(App and web page records)
++++++++++++++++++++

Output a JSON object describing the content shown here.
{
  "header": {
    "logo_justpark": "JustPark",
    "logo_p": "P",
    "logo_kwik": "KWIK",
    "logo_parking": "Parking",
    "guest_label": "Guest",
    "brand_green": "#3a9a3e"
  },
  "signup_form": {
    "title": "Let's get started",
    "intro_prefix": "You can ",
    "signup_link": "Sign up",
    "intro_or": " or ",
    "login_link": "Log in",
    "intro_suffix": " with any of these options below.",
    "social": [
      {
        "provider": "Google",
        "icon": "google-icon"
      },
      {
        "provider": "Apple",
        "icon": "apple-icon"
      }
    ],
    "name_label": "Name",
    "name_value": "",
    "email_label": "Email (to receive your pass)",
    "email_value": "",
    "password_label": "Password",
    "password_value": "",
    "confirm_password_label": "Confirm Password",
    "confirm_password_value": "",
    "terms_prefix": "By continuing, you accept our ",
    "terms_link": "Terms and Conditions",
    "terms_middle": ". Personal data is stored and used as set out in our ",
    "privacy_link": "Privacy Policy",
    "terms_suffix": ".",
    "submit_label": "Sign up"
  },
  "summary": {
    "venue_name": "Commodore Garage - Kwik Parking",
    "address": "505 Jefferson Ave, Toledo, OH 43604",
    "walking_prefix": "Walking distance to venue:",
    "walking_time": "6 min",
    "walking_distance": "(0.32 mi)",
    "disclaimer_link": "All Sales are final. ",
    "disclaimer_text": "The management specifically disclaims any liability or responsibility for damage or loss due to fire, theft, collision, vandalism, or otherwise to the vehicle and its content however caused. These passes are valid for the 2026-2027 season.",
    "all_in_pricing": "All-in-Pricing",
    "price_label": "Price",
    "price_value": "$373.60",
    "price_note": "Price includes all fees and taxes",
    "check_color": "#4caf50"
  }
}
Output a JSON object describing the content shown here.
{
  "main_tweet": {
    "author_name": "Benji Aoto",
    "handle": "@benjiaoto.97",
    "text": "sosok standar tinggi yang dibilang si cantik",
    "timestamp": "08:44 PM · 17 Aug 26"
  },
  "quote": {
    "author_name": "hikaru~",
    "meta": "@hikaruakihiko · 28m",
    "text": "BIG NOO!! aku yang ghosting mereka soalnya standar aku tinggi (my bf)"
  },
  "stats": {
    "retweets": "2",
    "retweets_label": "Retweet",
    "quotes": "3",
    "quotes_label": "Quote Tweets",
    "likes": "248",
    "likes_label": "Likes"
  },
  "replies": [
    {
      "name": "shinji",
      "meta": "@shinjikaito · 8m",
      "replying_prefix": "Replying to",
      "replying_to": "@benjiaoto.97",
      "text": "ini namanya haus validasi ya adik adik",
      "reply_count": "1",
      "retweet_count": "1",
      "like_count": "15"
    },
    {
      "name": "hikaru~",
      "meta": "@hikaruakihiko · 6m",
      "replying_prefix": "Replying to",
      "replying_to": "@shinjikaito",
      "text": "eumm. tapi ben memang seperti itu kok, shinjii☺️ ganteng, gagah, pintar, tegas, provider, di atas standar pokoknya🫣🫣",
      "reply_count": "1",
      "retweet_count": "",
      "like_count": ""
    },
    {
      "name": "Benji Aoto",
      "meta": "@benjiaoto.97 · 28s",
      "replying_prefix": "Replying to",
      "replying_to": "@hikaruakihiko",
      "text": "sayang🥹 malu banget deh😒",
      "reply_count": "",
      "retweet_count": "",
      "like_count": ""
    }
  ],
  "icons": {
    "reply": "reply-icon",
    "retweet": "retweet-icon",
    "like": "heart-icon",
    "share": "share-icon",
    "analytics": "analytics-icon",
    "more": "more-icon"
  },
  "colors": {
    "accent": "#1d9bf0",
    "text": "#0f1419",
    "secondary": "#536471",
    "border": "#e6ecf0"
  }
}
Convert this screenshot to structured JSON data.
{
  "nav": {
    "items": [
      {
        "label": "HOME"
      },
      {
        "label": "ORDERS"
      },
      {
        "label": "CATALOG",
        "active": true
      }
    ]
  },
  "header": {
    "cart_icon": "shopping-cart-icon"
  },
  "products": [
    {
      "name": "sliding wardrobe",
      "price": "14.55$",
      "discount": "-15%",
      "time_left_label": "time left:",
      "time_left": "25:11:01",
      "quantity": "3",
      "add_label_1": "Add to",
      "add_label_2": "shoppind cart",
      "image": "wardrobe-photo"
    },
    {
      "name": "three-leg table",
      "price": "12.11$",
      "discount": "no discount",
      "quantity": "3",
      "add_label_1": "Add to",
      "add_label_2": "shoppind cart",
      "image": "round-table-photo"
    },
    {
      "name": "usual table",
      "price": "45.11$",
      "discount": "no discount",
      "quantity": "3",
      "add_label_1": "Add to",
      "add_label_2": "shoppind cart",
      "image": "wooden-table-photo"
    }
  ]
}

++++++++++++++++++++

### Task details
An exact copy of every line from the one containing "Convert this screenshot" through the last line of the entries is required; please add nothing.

### Written reply
Convert this screenshot to structured JSON data.
{
  "nav": {
    "items": [
      {
        "label": "HOME"
      },
      {
        "label": "ORDERS"
      },
      {
        "label": "CATALOG",
        "active": true
      }
    ]
  },
  "header": {
    "cart_icon": "shopping-cart-icon"
  },
  "products": [
    {
      "name": "sliding wardrobe",
      "price": "14.55$",
      "discount": "-15%",
      "time_left_label": "time left:",
      "time_left": "25:11:01",
      "quantity": "3",
      "add_label_1": "Add to",
      "add_label_2": "shoppind cart",
      "image": "wardrobe-photo"
    },
    {
      "name": "three-leg table",
      "price": "12.11$",
      "discount": "no discount",
      "quantity": "3",
      "add_label_1": "Add to",
      "add_label_2": "shoppind cart",
      "image": "round-table-photo"
    },
    {
      "name": "usual table",
      "price": "45.11$",
      "discount": "no discount",
      "quantity": "3",
      "add_label_1": "Add to",
      "add_label_2": "shoppind cart",
      "image": "wooden-table-photo"
    }
  ]
}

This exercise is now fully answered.